      • Need to improve participation of managers at these meetings
confidential enquiry process
Confidential enquiry process
  • MDSR is based on the concept of confidential enquiry
  • Challenge: how to respond when obvious malpractice identified
  • Who is to blame?
    • Obstetrician assigned to basic EmOC hospital
    • Facility not equipped to deal with complications
      • e.g. managing preterm infants – no nursery
    • Practices specialty skill
    • Patient develops complications
      • Death, serious morbidity
  • What to do when gentle persuasion fails?
mdsr successes jamaica mmr by region
MDSR successes – Jamaica: MMR by region

Highest referral level:



- Strong leadership by obstetric consultant at tertiary hospital


– most successful region re MDSR responsiveness

summary lessons learnt
Summary – lessons learnt
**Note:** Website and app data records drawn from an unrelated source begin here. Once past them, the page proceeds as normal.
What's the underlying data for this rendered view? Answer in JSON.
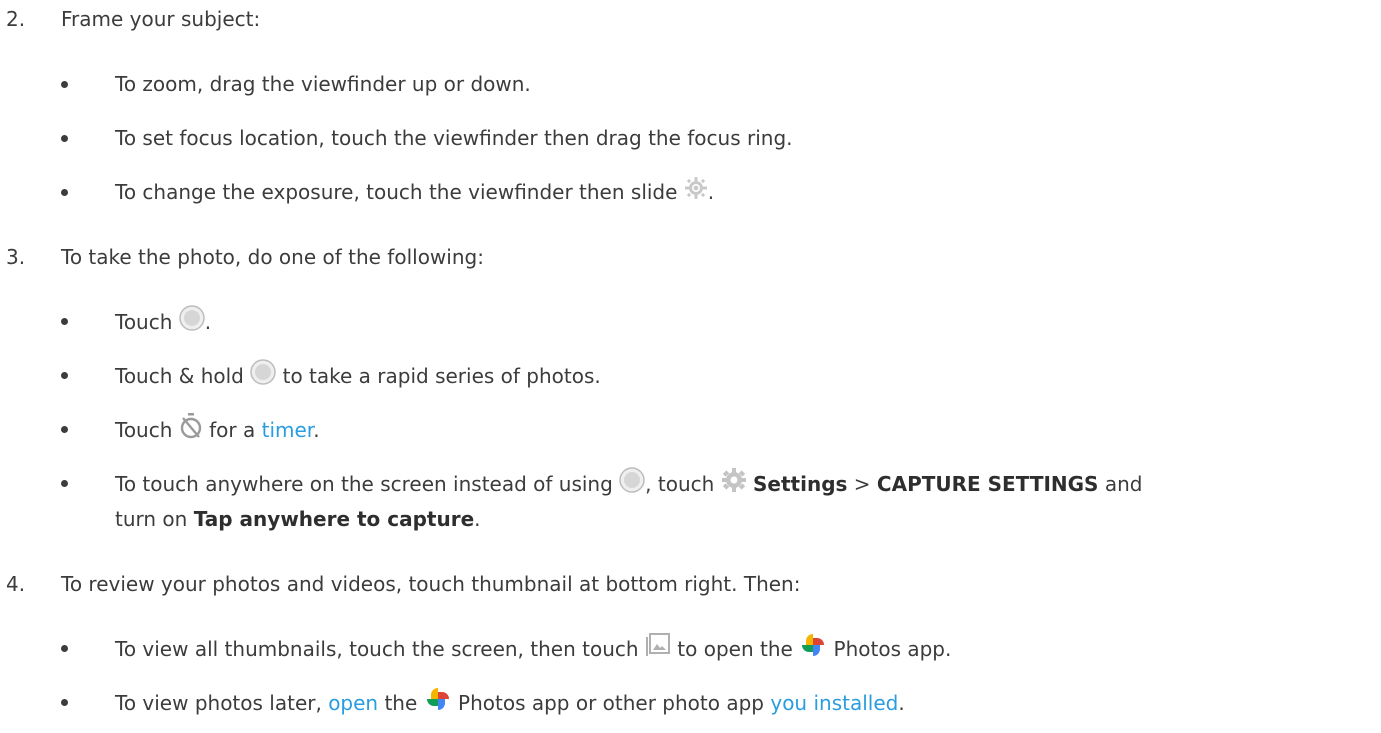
{
  "steps": [
    {
      "num": "2.",
      "text": "Frame your subject:",
      "bullets": [
        {
          "text": "To zoom, drag the viewfinder up or down."
        },
        {
          "text": "To set focus location, touch the viewfinder then drag the focus ring."
        },
        {
          "before": "To change the exposure, touch the viewfinder then slide",
          "after": "."
        }
      ]
    },
    {
      "num": "3.",
      "text": "To take the photo, do one of the following:",
      "bullets": [
        {
          "before": "Touch",
          "after": "."
        },
        {
          "before": "Touch & hold",
          "after": "to take a rapid series of photos."
        },
        {
          "before": "Touch",
          "mid": "for a",
          "link": "timer",
          "after": "."
        },
        {
          "before": "To touch anywhere on the screen instead of using",
          "mid": ", touch",
          "bold1": "Settings",
          "sep": " > ",
          "bold2": "CAPTURE SETTINGS",
          "tail": " and",
          "line2_pre": "turn on ",
          "bold3": "Tap anywhere to capture",
          "line2_post": "."
        }
      ]
    },
    {
      "num": "4.",
      "text": "To review your photos and videos, touch thumbnail at bottom right. Then:",
      "bullets": [
        {
          "before": "To view all thumbnails, touch the screen, then touch",
          "mid": "to open the",
          "after": "Photos app."
        },
        {
          "before": "To view photos later,",
          "link": "open",
          "mid": "the",
          "after": "Photos app or other photo app",
          "link2": "you installed",
          "end": "."
        }
      ]
    }
  ],
  "colors": {
    "text": "#3c3c3c",
    "link": "#2a9de0"
  },
  "icons": [
    "exposure-icon",
    "shutter-icon",
    "timer-icon",
    "settings-gear-icon",
    "gallery-icon",
    "google-photos-icon"
  ]
}
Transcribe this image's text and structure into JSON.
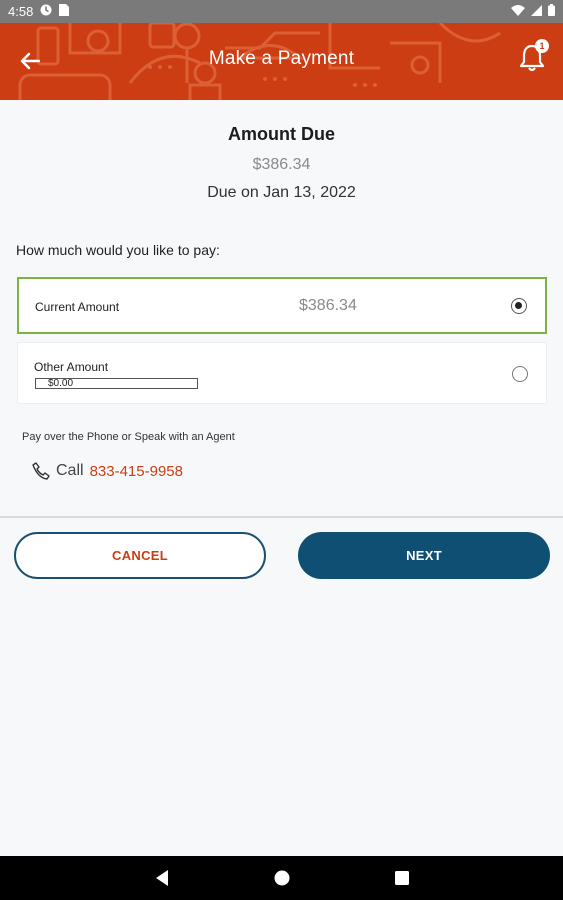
{
  "status_bar": {
    "time": "4:58",
    "icons": [
      "data-saver-icon",
      "sim-icon",
      "wifi-icon",
      "signal-icon",
      "battery-icon"
    ]
  },
  "app_bar": {
    "title": "Make a Payment",
    "back_icon": "arrow-left-icon",
    "bell_icon": "bell-icon",
    "notification_count": "1",
    "background_color": "#cc3d13"
  },
  "amount_due": {
    "heading": "Amount Due",
    "amount": "$386.34",
    "due_date": "Due on Jan 13, 2022"
  },
  "payment_question": "How much would you like to pay:",
  "options": {
    "current": {
      "label": "Current Amount",
      "value": "$386.34",
      "selected": true
    },
    "other": {
      "label": "Other Amount",
      "input_value": "$0.00",
      "selected": false
    }
  },
  "phone": {
    "label": "Pay over the Phone or Speak with an Agent",
    "call_word": "Call",
    "number": "833-415-9958",
    "icon": "phone-icon"
  },
  "buttons": {
    "cancel": "CANCEL",
    "next": "NEXT"
  },
  "colors": {
    "accent": "#cc3d13",
    "primary": "#0f4f73",
    "selected_border": "#7cb342"
  },
  "nav_bar": {
    "icons": [
      "back-triangle-icon",
      "home-circle-icon",
      "recents-square-icon"
    ]
  }
}
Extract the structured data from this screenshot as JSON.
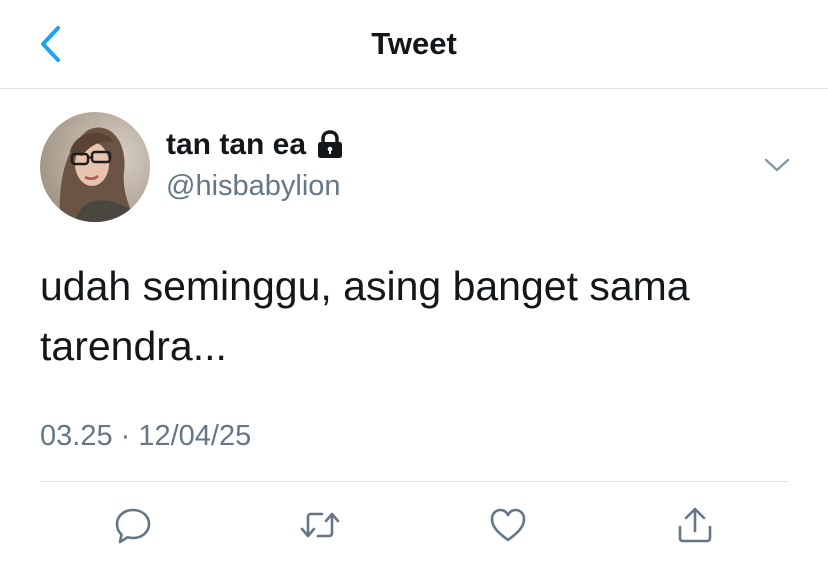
{
  "header": {
    "title": "Tweet",
    "back_icon": "chevron-left-icon"
  },
  "colors": {
    "accent": "#1da1f2",
    "text_primary": "#14171a",
    "text_secondary": "#657786",
    "divider": "#dfe3e7"
  },
  "author": {
    "name": "tan tan ea",
    "handle": "@hisbabylion",
    "protected_icon": "lock-icon",
    "menu_icon": "chevron-down-icon"
  },
  "tweet": {
    "text": "udah seminggu, asing banget sama\ntarendra...",
    "timestamp": "03.25 · 12/04/25"
  },
  "actions": [
    {
      "name": "reply",
      "icon": "reply-icon"
    },
    {
      "name": "retweet",
      "icon": "retweet-icon"
    },
    {
      "name": "like",
      "icon": "heart-icon"
    },
    {
      "name": "share",
      "icon": "share-icon"
    }
  ]
}
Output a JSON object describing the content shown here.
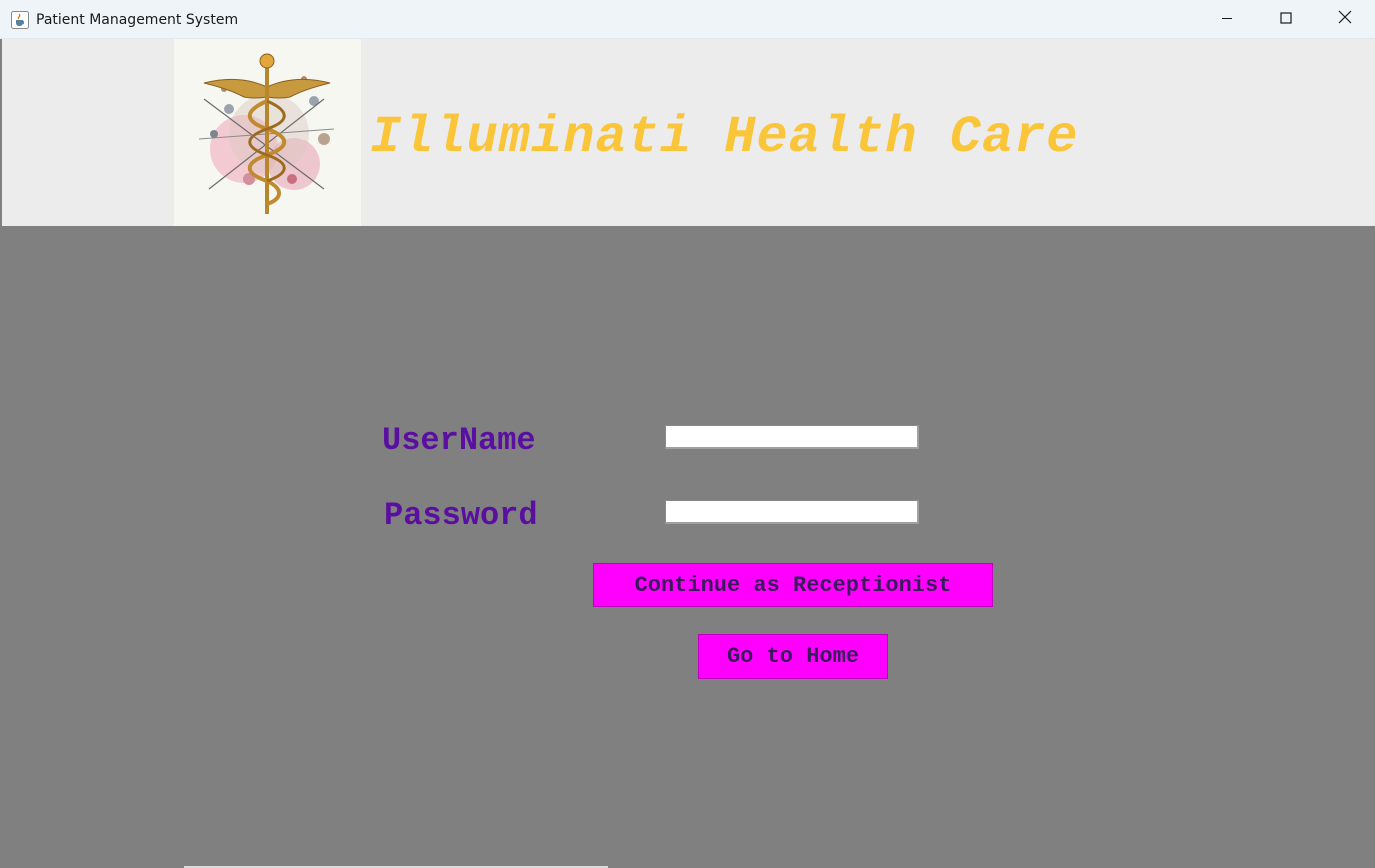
{
  "window": {
    "title": "Patient Management System",
    "icons": {
      "app": "java-cup-icon",
      "minimize": "minimize-icon",
      "maximize": "maximize-icon",
      "close": "close-icon"
    }
  },
  "header": {
    "brand_title": "Illuminati Health Care",
    "logo": "caduceus-logo",
    "brand_color": "#fbc53a"
  },
  "login": {
    "username_label": "UserName",
    "username_value": "",
    "password_label": "Password",
    "password_value": "",
    "label_color": "#5a0fa0"
  },
  "buttons": {
    "receptionist_label": "Continue as Receptionist",
    "home_label": "Go to Home",
    "button_color": "#ff00ff"
  }
}
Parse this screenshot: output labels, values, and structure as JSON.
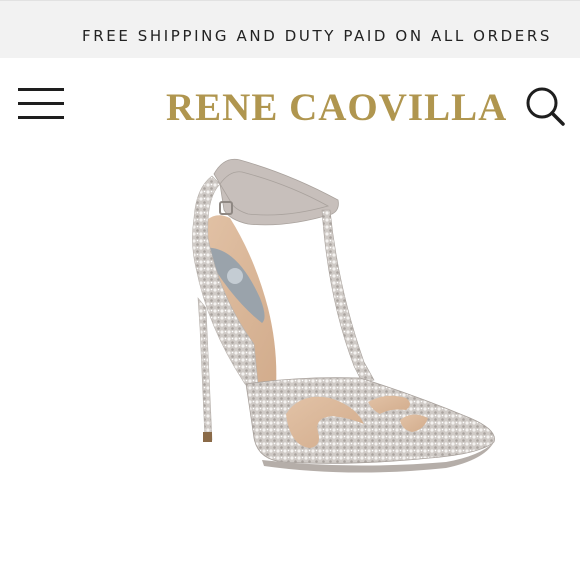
{
  "promo": {
    "text": "FREE SHIPPING AND DUTY PAID ON ALL ORDERS"
  },
  "header": {
    "brand": "RENE CAOVILLA",
    "menu_icon": "hamburger-menu-icon",
    "search_icon": "search-icon"
  },
  "colors": {
    "brand_gold": "#b0964f",
    "promo_bg": "#f2f2f2",
    "icon_dark": "#1e1e1e"
  },
  "product": {
    "image": "crystal-embellished-t-bar-stiletto-pump"
  }
}
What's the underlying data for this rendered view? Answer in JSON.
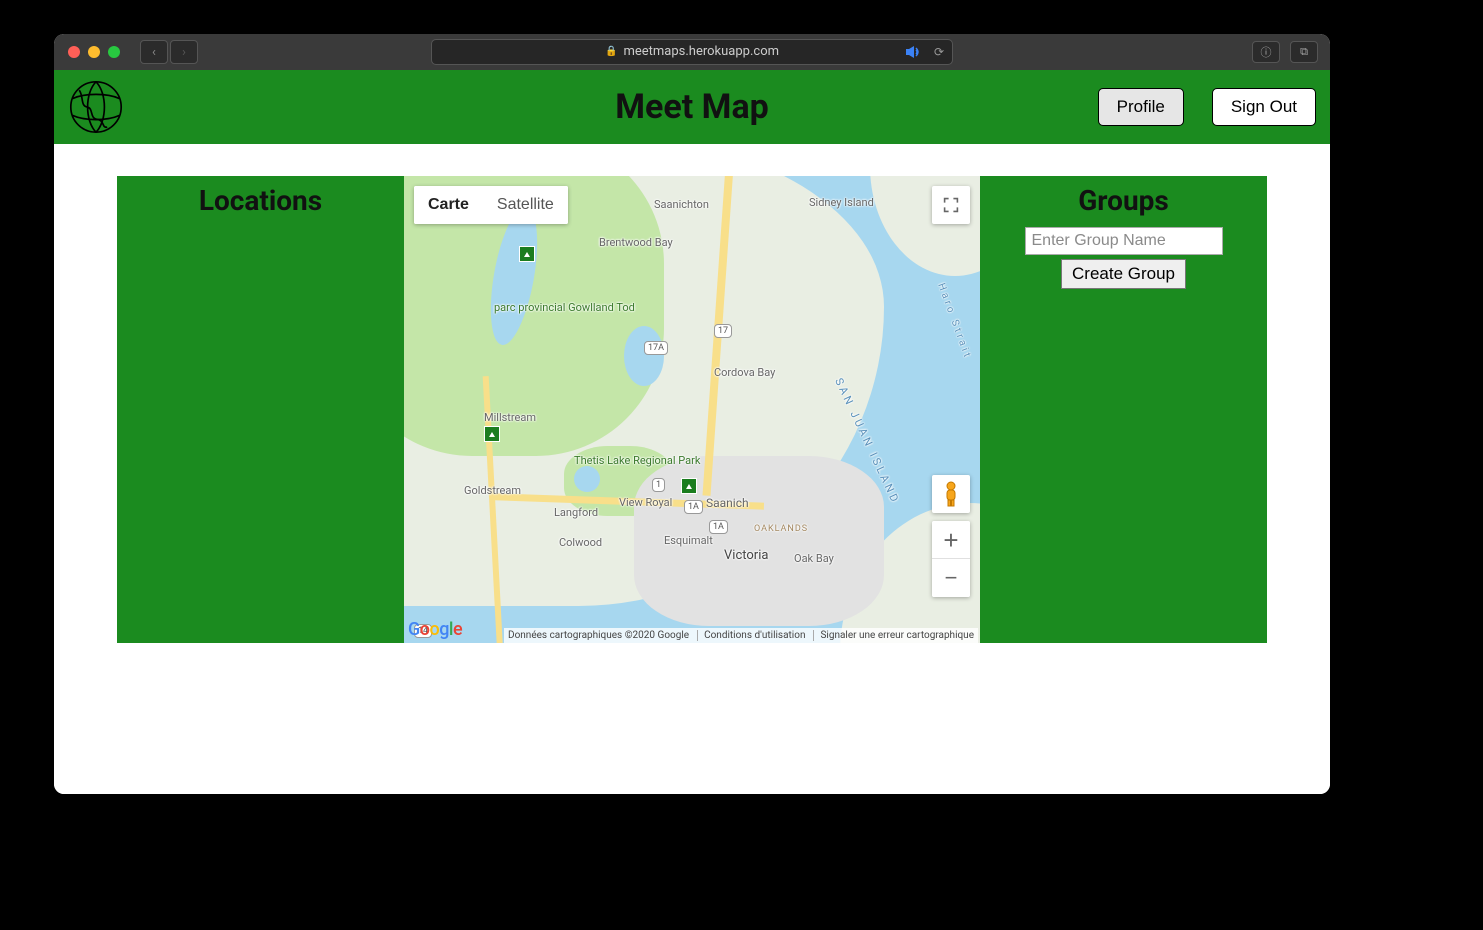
{
  "browser": {
    "url": "meetmaps.herokuapp.com"
  },
  "header": {
    "title": "Meet Map",
    "profile_label": "Profile",
    "signout_label": "Sign Out"
  },
  "left_panel": {
    "title": "Locations"
  },
  "right_panel": {
    "title": "Groups",
    "input_placeholder": "Enter Group Name",
    "create_label": "Create Group"
  },
  "map": {
    "type_map": "Carte",
    "type_sat": "Satellite",
    "zoom_in": "+",
    "zoom_out": "−",
    "attribution": "Données cartographiques ©2020 Google",
    "terms": "Conditions d'utilisation",
    "report": "Signaler une erreur cartographique",
    "labels": {
      "saanichton": "Saanichton",
      "sidney_island": "Sidney Island",
      "brentwood": "Brentwood Bay",
      "gowlland": "parc provincial Gowlland Tod",
      "cordova": "Cordova Bay",
      "millstream": "Millstream",
      "thetis": "Thetis Lake Regional Park",
      "goldstream": "Goldstream",
      "view_royal": "View Royal",
      "saanich": "Saanich",
      "langford": "Langford",
      "colwood": "Colwood",
      "esquimalt": "Esquimalt",
      "victoria": "Victoria",
      "oak_bay": "Oak Bay",
      "oaklands": "OAKLANDS",
      "haro": "Haro Strait",
      "san_juan": "SAN JUAN ISLAND",
      "h17": "17",
      "h17a": "17A",
      "h1a": "1A",
      "h1b": "1A",
      "h1c": "1",
      "h14": "14"
    }
  }
}
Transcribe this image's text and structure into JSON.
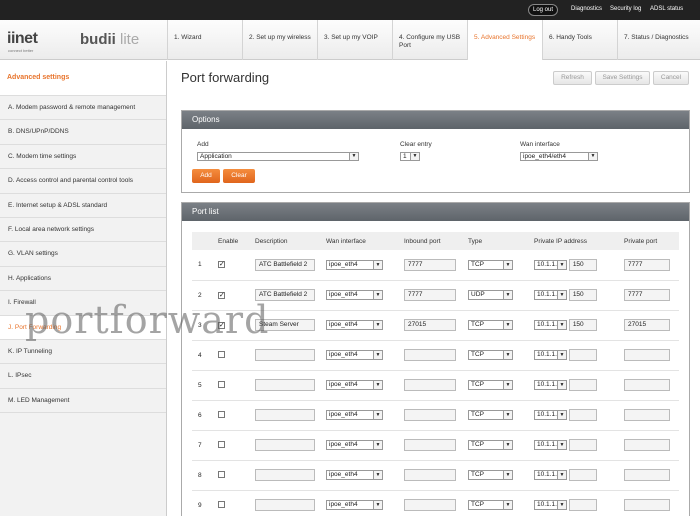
{
  "topbar": {
    "logout": "Log out",
    "links": [
      "Diagnostics",
      "Security log",
      "ADSL status"
    ]
  },
  "brand": {
    "iinet": "iinet",
    "tagline": "connect better",
    "product": "budii",
    "product_suffix": "lite"
  },
  "tabs": [
    {
      "label": "1. Wizard"
    },
    {
      "label": "2. Set up my wireless"
    },
    {
      "label": "3. Set up my VOIP"
    },
    {
      "label": "4. Configure my USB Port"
    },
    {
      "label": "5. Advanced Settings"
    },
    {
      "label": "6. Handy Tools"
    },
    {
      "label": "7. Status / Diagnostics"
    }
  ],
  "sidebar": {
    "title": "Advanced settings",
    "items": [
      "A. Modem password & remote management",
      "B. DNS/UPnP/DDNS",
      "C. Modem time settings",
      "D. Access control and parental control tools",
      "E. Internet setup & ADSL standard",
      "F. Local area network settings",
      "G. VLAN settings",
      "H. Applications",
      "I. Firewall",
      "J. Port Forwarding",
      "K. IP Tunneling",
      "L. IPsec",
      "M. LED Management"
    ]
  },
  "page": {
    "title": "Port forwarding",
    "refresh": "Refresh",
    "save": "Save Settings",
    "cancel": "Cancel"
  },
  "options": {
    "heading": "Options",
    "add_label": "Add",
    "add_value": "Application",
    "clear_label": "Clear entry",
    "clear_value": "1",
    "wan_label": "Wan interface",
    "wan_value": "ipoe_eth4/eth4",
    "add_btn": "Add",
    "clear_btn": "Clear"
  },
  "portlist": {
    "heading": "Port list",
    "columns": [
      "",
      "Enable",
      "Description",
      "Wan interface",
      "Inbound port",
      "Type",
      "Private IP address",
      "Private port"
    ],
    "rows": [
      {
        "n": "1",
        "en": "✓",
        "desc": "ATC Battlefield 2",
        "wan": "ipoe_eth4",
        "in": "7777",
        "type": "TCP",
        "ip": "10.1.1.",
        "ip4": "150",
        "pp": "7777"
      },
      {
        "n": "2",
        "en": "✓",
        "desc": "ATC Battlefield 2",
        "wan": "ipoe_eth4",
        "in": "7777",
        "type": "UDP",
        "ip": "10.1.1.",
        "ip4": "150",
        "pp": "7777"
      },
      {
        "n": "3",
        "en": "✓",
        "desc": "Steam Server",
        "wan": "ipoe_eth4",
        "in": "27015",
        "type": "TCP",
        "ip": "10.1.1.",
        "ip4": "150",
        "pp": "27015"
      },
      {
        "n": "4",
        "en": "",
        "desc": "",
        "wan": "ipoe_eth4",
        "in": "",
        "type": "TCP",
        "ip": "10.1.1.",
        "ip4": "",
        "pp": ""
      },
      {
        "n": "5",
        "en": "",
        "desc": "",
        "wan": "ipoe_eth4",
        "in": "",
        "type": "TCP",
        "ip": "10.1.1.",
        "ip4": "",
        "pp": ""
      },
      {
        "n": "6",
        "en": "",
        "desc": "",
        "wan": "ipoe_eth4",
        "in": "",
        "type": "TCP",
        "ip": "10.1.1.",
        "ip4": "",
        "pp": ""
      },
      {
        "n": "7",
        "en": "",
        "desc": "",
        "wan": "ipoe_eth4",
        "in": "",
        "type": "TCP",
        "ip": "10.1.1.",
        "ip4": "",
        "pp": ""
      },
      {
        "n": "8",
        "en": "",
        "desc": "",
        "wan": "ipoe_eth4",
        "in": "",
        "type": "TCP",
        "ip": "10.1.1.",
        "ip4": "",
        "pp": ""
      },
      {
        "n": "9",
        "en": "",
        "desc": "",
        "wan": "ipoe_eth4",
        "in": "",
        "type": "TCP",
        "ip": "10.1.1.",
        "ip4": "",
        "pp": ""
      }
    ]
  },
  "watermark": "portforward",
  "arrow_glyph": "▼"
}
Importance of surveillance to understanding dynamics of maternal risk

Successes and challenges

Post MDGs – what next?

setting it up early buy in case reviews
Setting it up – early buy in: Case reviews
  • Getting started – getting all the regions on board
  • Solutions
    • Making maternal deaths a Class I notifiable condition
    • Introduction of quarterly multidisciplinary regional review meetings
      • Supported by attendance of national level officers
        • Director of Family Health Services
        • National Surveillance Officer
        • National Reproductive Health Epidemiologist (AMcB)
use of findings to improve care data synthesis action cycles demonstrating impact
Use of findings to improve care data synthesis, action cycles, demonstrating impact
  • Case review process & action:
    • Teams encouraged to review similar cases together
      • Focus on structural failures in care, versus whose was at fault
    • Some regions better at focusing attention on:
      • Most successful region identify change agent to lead response
      • Addressing service delivery deficits
      • Attitudes – willingness to change established behaviours
  • National meetings are opportunities for training and allow teams to share experiences and best practices,
    • however these did notalways become institutionalized in other regions!
beyond 2015
Beyond 2015


maternal mortality changing epidemiology
Maternal mortality: Changing epidemiology

MDSR has allowed Jamaica to better understand why mothers die

Need to include coincidental and late maternal death in case definition

Any mother’s death threatens her children’s lives

building political zeal
Building political zeal
  • Maternal deaths 35-50 per year
  • Infant deaths 900 per year
  • Stillbirths  800 per year
  • Births  39,000
  • Preventing maternal deaths will not capture votes
    • Babies, not mothers grab voters and votes
  • How do we get politicians interested in reducing 39-50 deaths to 12-15 events per year?
  • Move away from mortality to morbidity prevention
  • Embrace within maternal mortality prevention, the saving of babies lives
  • Increasing indirectmortality, resurgence of (pre)-eclampsia, AIDS, reinforces need for active surveillance
    • Dynamic problem solving required
  • Qualitative studies needed to better understand the social challenges women face in:
    • Accessing care
    • Making reproductive choices
  • Surveillance is not expected to be comprehensive, but you need to understand the biases in the data and correct methodological flaws
  • Surveillance only useful if we are empowered to act on our findings
  • Director Family Health Services
    • Dr Karen Lewis-Bell
  • Regional Epidemiologists
    • Dr Vittilus Holder – South
    • Dr MaungAung – West
    • Dr Carla Hoo – North east
    • Dr O’Neil Watson – South east
    • Mrs Kelly-Ann Gordon – South easst
  • Surveillance Officers
    • Mrs Sabrina Beeput
    • Mrs Veneita Fyffe-Wright